*** Opening SOURCE DATA ***

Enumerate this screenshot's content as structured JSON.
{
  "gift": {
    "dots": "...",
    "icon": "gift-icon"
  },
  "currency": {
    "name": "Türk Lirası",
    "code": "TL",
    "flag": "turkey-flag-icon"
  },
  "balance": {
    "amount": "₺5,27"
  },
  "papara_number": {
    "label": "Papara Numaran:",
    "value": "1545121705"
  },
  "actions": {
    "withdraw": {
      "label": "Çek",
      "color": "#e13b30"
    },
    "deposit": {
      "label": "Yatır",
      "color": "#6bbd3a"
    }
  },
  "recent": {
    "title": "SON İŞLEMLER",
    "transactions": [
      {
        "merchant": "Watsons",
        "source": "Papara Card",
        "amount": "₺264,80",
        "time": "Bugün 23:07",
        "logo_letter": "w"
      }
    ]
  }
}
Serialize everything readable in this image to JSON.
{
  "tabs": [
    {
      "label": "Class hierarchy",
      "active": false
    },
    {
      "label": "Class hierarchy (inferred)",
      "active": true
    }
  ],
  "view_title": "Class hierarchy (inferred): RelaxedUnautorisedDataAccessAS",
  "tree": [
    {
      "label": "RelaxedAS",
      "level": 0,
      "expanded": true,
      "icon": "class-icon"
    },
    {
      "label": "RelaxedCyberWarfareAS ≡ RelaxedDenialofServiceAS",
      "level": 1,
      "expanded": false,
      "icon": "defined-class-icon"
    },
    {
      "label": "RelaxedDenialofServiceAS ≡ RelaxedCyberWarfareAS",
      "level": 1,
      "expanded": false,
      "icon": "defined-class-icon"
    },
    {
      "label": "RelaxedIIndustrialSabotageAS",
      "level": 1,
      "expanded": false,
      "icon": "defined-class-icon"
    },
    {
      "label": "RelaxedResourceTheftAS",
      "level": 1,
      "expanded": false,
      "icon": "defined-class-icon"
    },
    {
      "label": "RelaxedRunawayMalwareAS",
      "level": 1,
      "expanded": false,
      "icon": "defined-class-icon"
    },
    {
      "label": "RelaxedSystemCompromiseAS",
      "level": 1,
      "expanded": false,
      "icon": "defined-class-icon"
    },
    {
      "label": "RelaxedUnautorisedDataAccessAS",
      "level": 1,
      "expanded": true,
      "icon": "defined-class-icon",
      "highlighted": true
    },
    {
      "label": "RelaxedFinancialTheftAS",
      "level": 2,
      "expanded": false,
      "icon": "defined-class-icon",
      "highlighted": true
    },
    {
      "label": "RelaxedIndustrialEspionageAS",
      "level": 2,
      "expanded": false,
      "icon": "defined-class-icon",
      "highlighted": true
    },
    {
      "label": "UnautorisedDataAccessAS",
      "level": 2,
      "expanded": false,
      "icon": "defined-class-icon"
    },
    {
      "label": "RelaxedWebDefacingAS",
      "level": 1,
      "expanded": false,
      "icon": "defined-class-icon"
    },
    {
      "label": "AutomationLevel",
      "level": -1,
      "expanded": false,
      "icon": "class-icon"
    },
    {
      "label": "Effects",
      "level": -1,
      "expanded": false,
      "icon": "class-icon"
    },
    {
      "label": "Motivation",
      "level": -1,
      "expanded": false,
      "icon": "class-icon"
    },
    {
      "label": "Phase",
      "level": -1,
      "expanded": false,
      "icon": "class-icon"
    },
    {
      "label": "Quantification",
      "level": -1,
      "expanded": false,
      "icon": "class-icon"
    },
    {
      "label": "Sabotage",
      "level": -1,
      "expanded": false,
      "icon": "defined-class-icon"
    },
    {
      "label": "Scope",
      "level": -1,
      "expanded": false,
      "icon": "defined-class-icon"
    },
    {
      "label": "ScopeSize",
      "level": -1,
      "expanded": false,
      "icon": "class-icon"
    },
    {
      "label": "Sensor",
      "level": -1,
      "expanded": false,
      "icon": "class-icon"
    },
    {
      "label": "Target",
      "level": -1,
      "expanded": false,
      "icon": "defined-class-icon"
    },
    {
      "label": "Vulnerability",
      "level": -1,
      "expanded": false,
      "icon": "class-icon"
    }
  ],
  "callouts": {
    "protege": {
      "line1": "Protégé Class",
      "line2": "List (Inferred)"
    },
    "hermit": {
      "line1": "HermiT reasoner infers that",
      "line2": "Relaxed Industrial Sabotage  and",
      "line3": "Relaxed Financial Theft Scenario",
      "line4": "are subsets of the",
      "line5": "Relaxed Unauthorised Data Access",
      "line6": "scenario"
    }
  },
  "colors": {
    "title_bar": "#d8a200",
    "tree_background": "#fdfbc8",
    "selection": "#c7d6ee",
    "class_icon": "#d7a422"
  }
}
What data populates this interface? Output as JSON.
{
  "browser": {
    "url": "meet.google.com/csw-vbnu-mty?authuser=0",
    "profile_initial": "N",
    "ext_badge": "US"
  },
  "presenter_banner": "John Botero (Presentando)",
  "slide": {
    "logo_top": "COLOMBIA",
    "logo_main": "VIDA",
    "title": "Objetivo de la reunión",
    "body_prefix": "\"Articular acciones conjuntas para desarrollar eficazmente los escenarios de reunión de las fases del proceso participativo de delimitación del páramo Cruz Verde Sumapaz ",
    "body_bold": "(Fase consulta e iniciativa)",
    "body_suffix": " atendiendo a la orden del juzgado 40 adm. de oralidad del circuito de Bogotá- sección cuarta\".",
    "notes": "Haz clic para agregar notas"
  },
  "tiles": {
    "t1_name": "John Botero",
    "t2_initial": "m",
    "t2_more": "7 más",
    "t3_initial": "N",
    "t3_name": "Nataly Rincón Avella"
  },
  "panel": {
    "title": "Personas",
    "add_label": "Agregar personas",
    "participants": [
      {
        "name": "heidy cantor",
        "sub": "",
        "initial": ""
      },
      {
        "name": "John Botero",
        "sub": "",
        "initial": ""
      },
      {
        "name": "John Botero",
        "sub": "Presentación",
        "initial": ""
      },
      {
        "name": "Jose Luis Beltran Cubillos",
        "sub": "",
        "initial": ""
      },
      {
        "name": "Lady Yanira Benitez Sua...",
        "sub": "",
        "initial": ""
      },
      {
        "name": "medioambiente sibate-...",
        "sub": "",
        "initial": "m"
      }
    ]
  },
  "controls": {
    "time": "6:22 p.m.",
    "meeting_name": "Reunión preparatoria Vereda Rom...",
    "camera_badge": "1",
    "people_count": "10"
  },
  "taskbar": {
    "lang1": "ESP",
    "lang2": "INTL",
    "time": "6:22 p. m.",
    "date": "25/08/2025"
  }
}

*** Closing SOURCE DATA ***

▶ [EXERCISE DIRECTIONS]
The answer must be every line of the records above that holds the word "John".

▶ [ANSWER TO THIS PROBLEM]
  "presenter_banner": "John Botero (Presentando)",
    "t1_name": "John Botero",
        "name": "John Botero",
        "name": "John Botero",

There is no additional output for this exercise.